As we begin the new millennium, the pursuit of employees with good work ethics seems more critical than ever before. With the success and explosion of “DOT COM” companies, also comes the need for talented employees to work in a fast-paced and demanding environment. One question frequently asked on interviews today, targeted to determine the level of an individual’s work ethics is – “How do you feel about working overtime?”
Overtime, a word that may conjure up feelings of despair for many, is a word that is a way of life for others today. Gone are the days of the “9 to 5” job in any technology driven company – today “24X7” (24 hours per day, 7 days per week) seems to be the mindset at Internet companies. Last year, an article in USA Today described the young professionals that made millions working for Internet start-ups after the IPO. The question raised in the article was “Are you willing to work 80 hour work weeks for the big pay-off?”
So does work ethics mean you have to work at a company where you work outrageous overtime on a regular basis . . . absolutely not. Work ethics means you are willing to work overtime when the company needs you to be there for them. For some companies, such as emerging “DOT COM” companies, it could be 60+ hour weeks. For other companies, it could be forty-five hour work weeks.
Work ethics translates into an attitude about work. In a recent meeting with an executive at a multi-billion dollar external service provider, a director interviewed, listed the key traits for an information technology project manager position as “Let’s start with finding people who really want to work and appreciate work.” Having good work ethics means you value the opportunity to work . . . it is an attitude. For the over thirteen million working age Americans with disabilities unemployed in the United States today, the ability to work really means freedom and independence in this country. For those people, their attitude towards work is that being able to work is a treasure.
When employers promote an individual, they list work ethics as a key issue in their selection process. Ina Lavin, Director of Human Resources for Be Free, Inc. stated “Good work ethics is an expectation of our managers. If you do not have good work ethics, you will not be successful.”
If you are not moving up in the company, ask yourself the following questions about your attitude towards work. If your career is really important to you, it may be time to do an honest self-evaluation.

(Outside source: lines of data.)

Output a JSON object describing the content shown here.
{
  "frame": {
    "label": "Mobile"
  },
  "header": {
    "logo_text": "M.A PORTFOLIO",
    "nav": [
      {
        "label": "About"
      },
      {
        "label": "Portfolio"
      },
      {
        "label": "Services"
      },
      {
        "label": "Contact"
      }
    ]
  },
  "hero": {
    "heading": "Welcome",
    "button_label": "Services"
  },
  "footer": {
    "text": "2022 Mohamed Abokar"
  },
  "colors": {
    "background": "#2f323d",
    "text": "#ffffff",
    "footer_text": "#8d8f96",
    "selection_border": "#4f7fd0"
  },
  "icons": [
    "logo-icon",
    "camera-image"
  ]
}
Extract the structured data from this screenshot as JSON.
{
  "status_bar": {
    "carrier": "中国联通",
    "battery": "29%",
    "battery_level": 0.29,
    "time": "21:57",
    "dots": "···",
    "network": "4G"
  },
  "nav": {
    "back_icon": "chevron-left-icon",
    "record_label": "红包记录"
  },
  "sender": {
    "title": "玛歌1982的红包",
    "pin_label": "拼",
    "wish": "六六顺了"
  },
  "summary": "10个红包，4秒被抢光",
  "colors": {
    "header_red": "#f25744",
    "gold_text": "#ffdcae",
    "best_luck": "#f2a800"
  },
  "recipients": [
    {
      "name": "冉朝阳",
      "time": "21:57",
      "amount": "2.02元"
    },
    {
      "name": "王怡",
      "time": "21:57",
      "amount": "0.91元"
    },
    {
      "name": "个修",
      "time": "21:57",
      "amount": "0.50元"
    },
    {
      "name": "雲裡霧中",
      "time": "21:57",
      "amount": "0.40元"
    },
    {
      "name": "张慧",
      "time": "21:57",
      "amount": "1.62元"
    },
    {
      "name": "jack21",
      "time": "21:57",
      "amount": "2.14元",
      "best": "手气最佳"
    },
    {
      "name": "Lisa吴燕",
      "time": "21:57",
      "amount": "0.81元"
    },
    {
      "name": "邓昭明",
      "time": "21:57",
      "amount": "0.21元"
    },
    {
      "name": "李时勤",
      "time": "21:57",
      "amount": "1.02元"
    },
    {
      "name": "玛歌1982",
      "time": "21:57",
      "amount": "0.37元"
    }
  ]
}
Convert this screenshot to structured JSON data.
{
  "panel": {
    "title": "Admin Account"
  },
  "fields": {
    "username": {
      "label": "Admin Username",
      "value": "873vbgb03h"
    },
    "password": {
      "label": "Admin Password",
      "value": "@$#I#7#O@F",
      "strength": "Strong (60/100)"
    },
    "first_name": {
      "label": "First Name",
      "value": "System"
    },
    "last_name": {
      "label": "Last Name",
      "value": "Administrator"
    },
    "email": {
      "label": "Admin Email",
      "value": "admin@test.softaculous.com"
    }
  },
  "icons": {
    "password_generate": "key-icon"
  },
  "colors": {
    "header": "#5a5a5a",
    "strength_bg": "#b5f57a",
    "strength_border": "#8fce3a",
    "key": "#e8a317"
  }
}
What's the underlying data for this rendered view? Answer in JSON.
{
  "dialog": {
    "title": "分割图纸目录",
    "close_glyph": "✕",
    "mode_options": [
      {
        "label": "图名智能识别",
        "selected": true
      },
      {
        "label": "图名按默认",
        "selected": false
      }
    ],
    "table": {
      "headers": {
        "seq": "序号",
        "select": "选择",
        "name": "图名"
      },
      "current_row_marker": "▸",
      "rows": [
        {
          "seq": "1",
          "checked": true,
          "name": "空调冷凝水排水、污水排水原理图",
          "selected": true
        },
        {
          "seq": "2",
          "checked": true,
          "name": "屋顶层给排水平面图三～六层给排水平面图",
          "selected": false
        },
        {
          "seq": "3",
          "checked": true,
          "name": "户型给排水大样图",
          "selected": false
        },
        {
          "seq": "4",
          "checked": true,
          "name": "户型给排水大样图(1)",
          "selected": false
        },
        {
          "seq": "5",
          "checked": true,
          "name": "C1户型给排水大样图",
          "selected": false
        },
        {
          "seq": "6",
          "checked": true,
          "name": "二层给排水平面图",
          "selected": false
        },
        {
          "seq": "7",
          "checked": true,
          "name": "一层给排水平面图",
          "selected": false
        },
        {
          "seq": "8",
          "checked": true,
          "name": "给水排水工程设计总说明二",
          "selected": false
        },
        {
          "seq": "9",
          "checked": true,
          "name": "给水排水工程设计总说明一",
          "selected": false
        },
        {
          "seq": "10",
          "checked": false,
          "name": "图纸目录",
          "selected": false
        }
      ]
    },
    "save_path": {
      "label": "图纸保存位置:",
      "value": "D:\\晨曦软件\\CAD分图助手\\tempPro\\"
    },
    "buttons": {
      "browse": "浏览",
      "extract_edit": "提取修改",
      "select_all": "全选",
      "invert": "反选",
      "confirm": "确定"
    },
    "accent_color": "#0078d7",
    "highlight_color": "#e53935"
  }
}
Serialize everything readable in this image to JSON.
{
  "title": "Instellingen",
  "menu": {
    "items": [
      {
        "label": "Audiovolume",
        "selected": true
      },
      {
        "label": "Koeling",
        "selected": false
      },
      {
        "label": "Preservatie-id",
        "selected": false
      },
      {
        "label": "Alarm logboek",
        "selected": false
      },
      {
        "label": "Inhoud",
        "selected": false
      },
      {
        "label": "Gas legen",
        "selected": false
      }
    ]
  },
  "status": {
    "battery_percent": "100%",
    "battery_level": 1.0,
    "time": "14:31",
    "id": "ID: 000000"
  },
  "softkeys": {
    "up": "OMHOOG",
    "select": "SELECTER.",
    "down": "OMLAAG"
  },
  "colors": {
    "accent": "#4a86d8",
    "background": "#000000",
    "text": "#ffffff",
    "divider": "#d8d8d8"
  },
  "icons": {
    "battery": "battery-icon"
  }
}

- Do you have a positive attitude about your job and the company you work for on a daily basis? It is really hard for an employer to believe you exude strong work ethics, if you do not project how much you love your job and the company. If you are grumbling, complaining or part of the “whiner’s club” at work, you will never convince your boss that you have good work ethics, or that you should be promoted.
- Do you have a high-level of energy at work? To be appointed to manage a large project, you need to make the boss believe you can handle it easily. This is where a healthy lifestyle is critical, with proper rest, nutrition and exercise all-important to your success. Burning the candles at both ends will burn you out.
- Do you do your job right the first time? This question really comes back to attitude about your job. If you do your job in a haphazard fashion, you really display a poor attitude about work. In addition, this situation causes a real productivity problem for your company. If you do it wrong the first time, you will be doing it over and over until you get it right.
- Are you willing to work overtime when the company needs you? The employer today needs employees who will be there for them when it counts. In information technology, you will most likely work overtime if you are part of a start-up company or if you are working on a project implementation. In many cases, many high-paying positions do require overtime. This is not an unusual way of life in IT, as well as in many white-collar positions today. If your company needs you and you are not willing to put the time in, you should not wonder why you are always passed over at promotions.
- Do you realize how visible “work ethics” are in a small company, or in a team? Paula Ballog, CFO at Bender Consulting Services, Inc. said, “Good work ethics are critical in hiring any employee for any small company in the United States today.”
It is amazing how quickly people forget how visible they are in a small company, where every employee must handle multiple tasks. Even in a large corporation, in a team environment, the team player that does not put in their share is quickly labeled as “lazy”. Pittsburgh is a town that lives on reputations, and you do not ever want that label. Remember there are millions of people who would give anything to have what you possess today – employment. Good work ethics means pride in your work. Employment is a treasure you never want to lose.